The Battle of Stalingrad represents a turning point of sorts in the war not just on the eastern front, but of the entire conflict as a whole. Stalingrad is a “household name” of battles in World War Two, perhaps to the vast majority of people the only one not involving American/British troops they know much about. This unfortunate notoriety is most likely a result of how deadly this battle was for both sides. World War Two being so violent, and Stalingrad being the deadliest battle of the war, hopefully people educate themselves on this battle so something of its magnitude never has to happen again. The battle is so scarily fascinating because of the intense, close quarters urban combat. I cannot imagine the conditions these troops fought in, and the trauma they suffered after being in combat in such close quarters. To me, it represents an unfortunate pinnacle of human horror.
This picture from Stalingrad forced me to do a double take. Thinking of the themes from my last blogpost, I questioned if it was doctored or not. Also, at first I thought this was a group of live children, but upon a closer look it became clear it depicts a statue that survived the Battle of Stalingrad.
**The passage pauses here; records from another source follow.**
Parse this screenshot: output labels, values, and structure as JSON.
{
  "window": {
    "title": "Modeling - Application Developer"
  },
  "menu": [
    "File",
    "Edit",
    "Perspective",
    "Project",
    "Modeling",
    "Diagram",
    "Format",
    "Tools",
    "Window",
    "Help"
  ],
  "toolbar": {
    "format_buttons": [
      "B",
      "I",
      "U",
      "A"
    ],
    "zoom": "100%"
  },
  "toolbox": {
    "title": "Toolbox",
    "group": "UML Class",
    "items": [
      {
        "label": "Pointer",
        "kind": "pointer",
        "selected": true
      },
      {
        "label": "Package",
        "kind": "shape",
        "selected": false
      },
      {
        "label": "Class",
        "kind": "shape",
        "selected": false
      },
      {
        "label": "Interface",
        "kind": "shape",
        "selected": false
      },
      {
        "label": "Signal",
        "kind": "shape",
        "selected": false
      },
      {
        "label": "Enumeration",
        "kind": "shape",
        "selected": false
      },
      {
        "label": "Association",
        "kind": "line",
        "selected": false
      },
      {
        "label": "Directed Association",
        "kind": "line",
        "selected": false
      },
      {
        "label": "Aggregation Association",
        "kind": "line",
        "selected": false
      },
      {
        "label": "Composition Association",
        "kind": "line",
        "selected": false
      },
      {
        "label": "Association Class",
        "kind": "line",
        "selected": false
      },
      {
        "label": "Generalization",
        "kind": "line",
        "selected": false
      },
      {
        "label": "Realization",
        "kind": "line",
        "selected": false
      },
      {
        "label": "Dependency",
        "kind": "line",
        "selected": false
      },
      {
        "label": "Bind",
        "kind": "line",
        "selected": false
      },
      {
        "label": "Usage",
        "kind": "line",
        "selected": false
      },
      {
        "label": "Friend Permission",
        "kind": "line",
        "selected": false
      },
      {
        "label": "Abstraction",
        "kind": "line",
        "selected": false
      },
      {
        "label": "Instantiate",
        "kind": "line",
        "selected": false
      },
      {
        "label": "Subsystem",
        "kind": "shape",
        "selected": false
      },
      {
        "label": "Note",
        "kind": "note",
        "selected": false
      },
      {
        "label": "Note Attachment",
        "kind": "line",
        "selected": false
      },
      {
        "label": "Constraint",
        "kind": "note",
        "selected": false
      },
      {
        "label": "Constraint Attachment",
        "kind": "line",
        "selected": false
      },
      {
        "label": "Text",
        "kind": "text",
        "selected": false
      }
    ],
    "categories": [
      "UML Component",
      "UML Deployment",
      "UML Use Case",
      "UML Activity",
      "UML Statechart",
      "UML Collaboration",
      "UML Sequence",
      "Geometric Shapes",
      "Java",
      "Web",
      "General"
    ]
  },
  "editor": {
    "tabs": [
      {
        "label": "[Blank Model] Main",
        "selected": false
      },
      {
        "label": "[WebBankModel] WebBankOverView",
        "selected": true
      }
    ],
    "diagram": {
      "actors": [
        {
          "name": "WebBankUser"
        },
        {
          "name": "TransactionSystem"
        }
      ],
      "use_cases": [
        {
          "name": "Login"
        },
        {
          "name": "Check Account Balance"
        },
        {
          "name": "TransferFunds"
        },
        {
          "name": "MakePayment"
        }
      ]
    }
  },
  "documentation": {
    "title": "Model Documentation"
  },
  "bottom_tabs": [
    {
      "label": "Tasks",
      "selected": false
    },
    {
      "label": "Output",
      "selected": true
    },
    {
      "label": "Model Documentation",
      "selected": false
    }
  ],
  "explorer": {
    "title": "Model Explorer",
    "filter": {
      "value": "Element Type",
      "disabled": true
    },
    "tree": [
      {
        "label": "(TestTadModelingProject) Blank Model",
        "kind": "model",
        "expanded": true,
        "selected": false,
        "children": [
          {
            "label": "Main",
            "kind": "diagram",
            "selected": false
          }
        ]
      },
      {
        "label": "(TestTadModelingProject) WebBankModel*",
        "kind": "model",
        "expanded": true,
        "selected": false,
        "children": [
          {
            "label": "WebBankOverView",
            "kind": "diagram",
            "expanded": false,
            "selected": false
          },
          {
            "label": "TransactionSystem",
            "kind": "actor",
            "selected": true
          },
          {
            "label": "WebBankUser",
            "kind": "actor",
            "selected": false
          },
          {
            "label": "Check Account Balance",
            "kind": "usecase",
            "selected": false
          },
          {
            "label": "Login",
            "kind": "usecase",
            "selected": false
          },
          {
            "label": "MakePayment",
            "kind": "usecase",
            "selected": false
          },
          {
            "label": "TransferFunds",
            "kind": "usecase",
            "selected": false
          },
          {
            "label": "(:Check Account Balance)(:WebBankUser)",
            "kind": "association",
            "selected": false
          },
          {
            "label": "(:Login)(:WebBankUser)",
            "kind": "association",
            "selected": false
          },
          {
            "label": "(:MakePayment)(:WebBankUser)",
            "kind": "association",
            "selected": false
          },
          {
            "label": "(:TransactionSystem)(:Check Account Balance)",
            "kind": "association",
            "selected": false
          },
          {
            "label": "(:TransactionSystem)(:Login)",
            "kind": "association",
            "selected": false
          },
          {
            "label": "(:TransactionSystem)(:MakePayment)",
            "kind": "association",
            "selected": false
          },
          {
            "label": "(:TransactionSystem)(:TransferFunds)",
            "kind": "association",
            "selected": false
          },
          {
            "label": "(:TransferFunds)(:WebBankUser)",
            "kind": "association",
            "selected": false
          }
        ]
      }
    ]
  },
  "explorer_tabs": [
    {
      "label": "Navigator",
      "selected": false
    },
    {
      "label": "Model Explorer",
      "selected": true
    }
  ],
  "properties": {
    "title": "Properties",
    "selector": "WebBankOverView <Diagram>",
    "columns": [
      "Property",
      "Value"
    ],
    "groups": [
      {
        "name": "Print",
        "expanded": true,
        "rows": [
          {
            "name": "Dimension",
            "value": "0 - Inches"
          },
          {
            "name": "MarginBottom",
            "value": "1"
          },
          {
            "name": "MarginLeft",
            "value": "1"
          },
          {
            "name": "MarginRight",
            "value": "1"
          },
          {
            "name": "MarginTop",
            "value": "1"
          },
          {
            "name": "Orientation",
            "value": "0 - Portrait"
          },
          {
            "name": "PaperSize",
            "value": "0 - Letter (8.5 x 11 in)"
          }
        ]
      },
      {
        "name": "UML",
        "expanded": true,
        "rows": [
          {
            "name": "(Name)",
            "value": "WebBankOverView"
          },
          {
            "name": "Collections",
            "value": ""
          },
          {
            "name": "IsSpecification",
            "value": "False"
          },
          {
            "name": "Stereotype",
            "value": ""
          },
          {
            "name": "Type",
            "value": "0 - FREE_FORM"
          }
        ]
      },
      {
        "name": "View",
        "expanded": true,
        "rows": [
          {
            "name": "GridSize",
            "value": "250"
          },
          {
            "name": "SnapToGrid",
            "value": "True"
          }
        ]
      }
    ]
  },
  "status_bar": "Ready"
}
Unfortunately, the statue was probably one of the few things that survived this battle, living and non-living.
( Emmanuil Yevzerikhin, Rare Historical Photos)
Lewis Siegelbaum, “The Nazi Tide Stops”
(Rare Historical Photos, Emmaniul Yevzerikhin)